If you want to be a better writer, you have to read, read, read. If you want to be a better reader, you have to write, write, write. Most teachers understand the reciprocal relationship between reading and writing. The question is, how do we get our students to read and write and then write and read some more?
Virtual author visits are a good start. Thanks to Skype, Google Hangouts, and Zoom, it’s easier than ever to host published authors in your classroom. Last year, my students met with many authors, and each visit inspired them (and me) to read and write with renewed energy and purpose.
A Writer’s Life
As the school librarian and a teacher who is keenly interested in literacy, I want my students to think of themselves as writers. Real writers. Why? Because writers write, and when we do, we think. To write is to explore worlds, both those within and those that surround us. Writing is rigor. “Real” writers know that, and when they talk to students they share that message. When students hang out with writers, they see themselves as a part of a writing community, and that leads them to think of themselves as real writers too.
Preparing for a Visit
This year we visited with authors of fiction and nonfiction, picture books and novels, from places near and far. Preparation was simple and fruitful in and of itself. If a student wanted a visit with an author, they only had to do one thing—read one of the author’s books. For most, the excitement of knowing they would meet the author and be allowed to ask her or him questions drove students to read several books. For some, it meant reading every single book written by the author.
Often, I would also ask students to write questions they might like to ask the author before the visit.

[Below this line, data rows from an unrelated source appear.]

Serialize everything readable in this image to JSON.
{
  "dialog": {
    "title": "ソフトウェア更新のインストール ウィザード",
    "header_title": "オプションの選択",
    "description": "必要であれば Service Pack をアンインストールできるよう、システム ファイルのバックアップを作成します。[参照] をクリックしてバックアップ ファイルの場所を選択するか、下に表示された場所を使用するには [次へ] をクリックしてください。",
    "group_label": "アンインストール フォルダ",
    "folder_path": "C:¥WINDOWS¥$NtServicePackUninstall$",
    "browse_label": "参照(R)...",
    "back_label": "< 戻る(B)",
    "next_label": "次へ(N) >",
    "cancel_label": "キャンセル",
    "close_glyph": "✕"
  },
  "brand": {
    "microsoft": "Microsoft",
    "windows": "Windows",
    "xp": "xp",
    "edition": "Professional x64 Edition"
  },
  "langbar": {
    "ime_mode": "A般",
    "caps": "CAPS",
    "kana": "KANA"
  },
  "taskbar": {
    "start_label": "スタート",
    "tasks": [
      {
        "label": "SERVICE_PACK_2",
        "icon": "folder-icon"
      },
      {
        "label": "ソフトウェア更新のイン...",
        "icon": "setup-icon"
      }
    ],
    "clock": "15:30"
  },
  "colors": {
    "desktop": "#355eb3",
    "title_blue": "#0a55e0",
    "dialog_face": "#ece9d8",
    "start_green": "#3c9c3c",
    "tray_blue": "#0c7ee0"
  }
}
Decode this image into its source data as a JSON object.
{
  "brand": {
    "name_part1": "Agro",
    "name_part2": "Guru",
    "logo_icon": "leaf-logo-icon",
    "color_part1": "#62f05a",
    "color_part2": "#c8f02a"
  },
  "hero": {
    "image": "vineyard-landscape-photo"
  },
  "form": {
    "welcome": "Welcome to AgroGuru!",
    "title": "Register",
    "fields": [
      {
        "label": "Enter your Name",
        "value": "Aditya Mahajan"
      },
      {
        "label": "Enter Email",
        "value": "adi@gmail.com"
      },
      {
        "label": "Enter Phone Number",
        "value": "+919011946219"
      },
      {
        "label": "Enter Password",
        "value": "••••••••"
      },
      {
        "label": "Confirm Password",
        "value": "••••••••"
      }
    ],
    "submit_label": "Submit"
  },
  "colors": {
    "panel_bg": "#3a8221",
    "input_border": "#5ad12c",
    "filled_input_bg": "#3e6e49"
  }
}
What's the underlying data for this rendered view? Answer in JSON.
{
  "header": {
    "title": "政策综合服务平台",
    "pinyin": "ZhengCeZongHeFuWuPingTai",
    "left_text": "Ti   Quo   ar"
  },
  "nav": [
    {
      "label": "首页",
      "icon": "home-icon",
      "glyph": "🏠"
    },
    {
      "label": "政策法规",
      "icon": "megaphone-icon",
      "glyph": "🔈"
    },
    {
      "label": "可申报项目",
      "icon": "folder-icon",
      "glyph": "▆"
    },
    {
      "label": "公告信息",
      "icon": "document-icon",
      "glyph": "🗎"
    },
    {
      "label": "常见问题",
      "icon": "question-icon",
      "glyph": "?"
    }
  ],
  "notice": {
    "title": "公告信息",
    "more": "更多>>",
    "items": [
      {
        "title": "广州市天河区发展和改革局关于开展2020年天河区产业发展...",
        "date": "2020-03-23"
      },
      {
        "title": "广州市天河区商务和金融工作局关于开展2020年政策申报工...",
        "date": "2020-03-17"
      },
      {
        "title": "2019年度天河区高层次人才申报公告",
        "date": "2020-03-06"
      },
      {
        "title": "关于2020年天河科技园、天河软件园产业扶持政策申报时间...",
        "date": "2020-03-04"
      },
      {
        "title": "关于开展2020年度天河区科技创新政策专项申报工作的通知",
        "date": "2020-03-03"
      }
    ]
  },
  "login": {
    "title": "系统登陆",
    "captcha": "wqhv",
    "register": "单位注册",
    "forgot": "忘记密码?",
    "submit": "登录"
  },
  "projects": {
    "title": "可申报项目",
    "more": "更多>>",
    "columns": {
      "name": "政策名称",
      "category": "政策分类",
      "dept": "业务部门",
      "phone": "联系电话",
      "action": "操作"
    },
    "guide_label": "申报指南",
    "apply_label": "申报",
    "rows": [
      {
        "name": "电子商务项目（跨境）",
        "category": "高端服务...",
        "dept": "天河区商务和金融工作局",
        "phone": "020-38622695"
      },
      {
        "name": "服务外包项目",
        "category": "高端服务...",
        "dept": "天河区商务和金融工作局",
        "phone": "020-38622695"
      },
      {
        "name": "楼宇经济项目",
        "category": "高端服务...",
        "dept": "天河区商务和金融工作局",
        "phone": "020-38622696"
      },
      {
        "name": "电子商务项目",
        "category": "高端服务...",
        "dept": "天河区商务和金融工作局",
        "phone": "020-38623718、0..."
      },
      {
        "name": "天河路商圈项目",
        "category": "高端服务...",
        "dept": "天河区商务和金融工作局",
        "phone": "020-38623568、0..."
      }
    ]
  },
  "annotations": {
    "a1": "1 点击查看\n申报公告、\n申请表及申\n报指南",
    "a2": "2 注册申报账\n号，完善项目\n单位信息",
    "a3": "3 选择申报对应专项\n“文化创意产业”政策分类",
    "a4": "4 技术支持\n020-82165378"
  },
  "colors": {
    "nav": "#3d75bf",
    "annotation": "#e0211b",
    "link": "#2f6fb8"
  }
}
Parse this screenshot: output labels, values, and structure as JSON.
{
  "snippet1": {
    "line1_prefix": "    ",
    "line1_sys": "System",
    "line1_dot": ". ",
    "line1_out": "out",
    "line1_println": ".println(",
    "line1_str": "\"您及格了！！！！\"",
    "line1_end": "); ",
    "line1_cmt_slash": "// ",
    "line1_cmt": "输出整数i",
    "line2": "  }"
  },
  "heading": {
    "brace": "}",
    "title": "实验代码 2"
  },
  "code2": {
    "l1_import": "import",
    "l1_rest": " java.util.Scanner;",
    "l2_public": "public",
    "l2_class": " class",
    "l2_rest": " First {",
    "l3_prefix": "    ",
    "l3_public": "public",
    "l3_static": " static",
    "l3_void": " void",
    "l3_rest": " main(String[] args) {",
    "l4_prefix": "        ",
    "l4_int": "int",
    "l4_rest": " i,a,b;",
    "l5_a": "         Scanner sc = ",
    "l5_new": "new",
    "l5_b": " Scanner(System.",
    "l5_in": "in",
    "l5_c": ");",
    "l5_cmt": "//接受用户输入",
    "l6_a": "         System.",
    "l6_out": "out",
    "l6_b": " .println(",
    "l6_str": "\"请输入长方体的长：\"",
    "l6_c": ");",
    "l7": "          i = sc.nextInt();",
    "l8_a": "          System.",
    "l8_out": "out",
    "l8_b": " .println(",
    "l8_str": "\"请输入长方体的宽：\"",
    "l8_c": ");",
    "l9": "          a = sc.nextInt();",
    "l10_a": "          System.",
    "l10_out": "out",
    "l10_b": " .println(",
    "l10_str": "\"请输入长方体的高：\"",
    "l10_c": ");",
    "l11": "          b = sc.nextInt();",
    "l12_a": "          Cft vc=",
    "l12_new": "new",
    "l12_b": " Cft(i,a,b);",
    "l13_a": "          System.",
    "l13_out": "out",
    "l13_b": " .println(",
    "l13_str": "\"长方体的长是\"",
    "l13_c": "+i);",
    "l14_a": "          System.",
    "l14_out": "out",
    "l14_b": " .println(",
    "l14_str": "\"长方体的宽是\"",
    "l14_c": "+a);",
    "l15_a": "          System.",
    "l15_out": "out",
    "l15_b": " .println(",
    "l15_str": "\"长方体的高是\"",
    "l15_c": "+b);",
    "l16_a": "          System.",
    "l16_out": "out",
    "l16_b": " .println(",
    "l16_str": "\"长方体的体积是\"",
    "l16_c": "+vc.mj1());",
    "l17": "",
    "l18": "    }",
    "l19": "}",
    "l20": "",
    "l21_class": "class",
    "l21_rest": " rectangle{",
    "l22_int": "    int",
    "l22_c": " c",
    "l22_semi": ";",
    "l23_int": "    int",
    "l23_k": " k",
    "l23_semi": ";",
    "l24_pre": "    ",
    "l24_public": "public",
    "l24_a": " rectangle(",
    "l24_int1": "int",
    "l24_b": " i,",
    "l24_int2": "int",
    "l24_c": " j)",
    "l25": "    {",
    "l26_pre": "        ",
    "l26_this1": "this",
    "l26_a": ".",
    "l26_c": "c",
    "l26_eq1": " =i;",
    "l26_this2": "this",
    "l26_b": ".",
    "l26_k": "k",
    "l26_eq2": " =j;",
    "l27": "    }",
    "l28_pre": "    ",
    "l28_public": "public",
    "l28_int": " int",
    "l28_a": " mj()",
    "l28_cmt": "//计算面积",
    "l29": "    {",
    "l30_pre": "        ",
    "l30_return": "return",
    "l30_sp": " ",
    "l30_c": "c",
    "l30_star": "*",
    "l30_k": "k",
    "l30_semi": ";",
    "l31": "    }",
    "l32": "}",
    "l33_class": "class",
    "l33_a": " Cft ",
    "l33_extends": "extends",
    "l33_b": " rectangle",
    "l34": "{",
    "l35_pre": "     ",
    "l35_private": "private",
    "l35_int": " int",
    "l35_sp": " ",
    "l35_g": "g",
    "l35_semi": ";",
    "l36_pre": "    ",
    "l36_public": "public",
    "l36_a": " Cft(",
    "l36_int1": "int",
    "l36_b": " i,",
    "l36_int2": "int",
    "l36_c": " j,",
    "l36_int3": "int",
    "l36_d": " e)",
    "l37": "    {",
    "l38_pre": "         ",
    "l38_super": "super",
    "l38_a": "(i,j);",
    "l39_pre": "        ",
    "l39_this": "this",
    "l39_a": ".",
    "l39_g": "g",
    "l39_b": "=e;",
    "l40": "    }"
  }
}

Students asked an array of questions, everything from the expected “How do you get your ideas?” and “How long does it take to write a book?” to the career-oriented “Can you make enough money as a writer?” to the poignant “Do you think your stories help kids deal with tough times?”
Inviting an Author to Your School
Finding authors is usually easy. Even a simple Google search will yield results—an email address or Twitter handle, for example. I’ve had good luck finding visitors on the Skype in the Classroom site and through the blog of author Kate Messner.
About half of the authors I’ve worked with ask for remuneration for Skype visits, anywhere from $50 for an hour to $350. The other half offer free Skype visits for 15 to 30 minutes. Most authors have been willing to work with me if I didn’t have the funding. Some do advance sales; others ask me to send order forms home with the kids after the free or reduced cost visit.
Some of our favorites included:
- Jonathan Rand, author of both the American Chillers and Freddy Fernortner series. This visit wasn’t cheap, but it was well worth it. Rand is personable and relatable, and inspired students to read so many of his books, I could barely keep them on the shelves.
- J.C. Phillipps, author of the picture books Monkey Ono and Wink: The Ninja Who Wanted to Nap was a hit too. She joined us for a free 30-minute Skype visit, answering questions and demonstrating how she uses a cut-paper technique to illustrate her stories.
- Laurie Keller read a book to students, answered their questions, and showed them how to draw the star of one of her picture books.
- Tracey Maurer, writer of over 100 nonfiction books, talked with students about how she does research, works with a publisher, and comes up with ideas for her texts.
- Chris Kreie shared his process for writing graphic novels and working with an illustrator.
Tips for a Smooth Visit
Having facilitated dozens of visits over the course of several years, I’ve learned a few things the hard way and can offer three tips to ensure your virtual visit goes well:
- Have plenty of copies of the author’s books available in advance of the visit. Share them freely so that students have a strong connection to the author.
- Try out the connection before the visit. The author won’t always be available for this, but practicing with Skype, Google Hangouts, Zoom, or other connection methods is a good idea.
- Share procedures with students in advance. I ask students to show active listening skills while the author is speaking and give them directions for where to stand and how to look into the webcam when they ask a question.
With each of these virtual visits, students made a connection with the world of reading and writing. In each case, they were inspired to read and write as a part of their own lives, engaging in hours of inspired thinking and creating.
Maybe one day, I’ll be able to invite a former student for a virtual visit as a published author. These kids are real writers.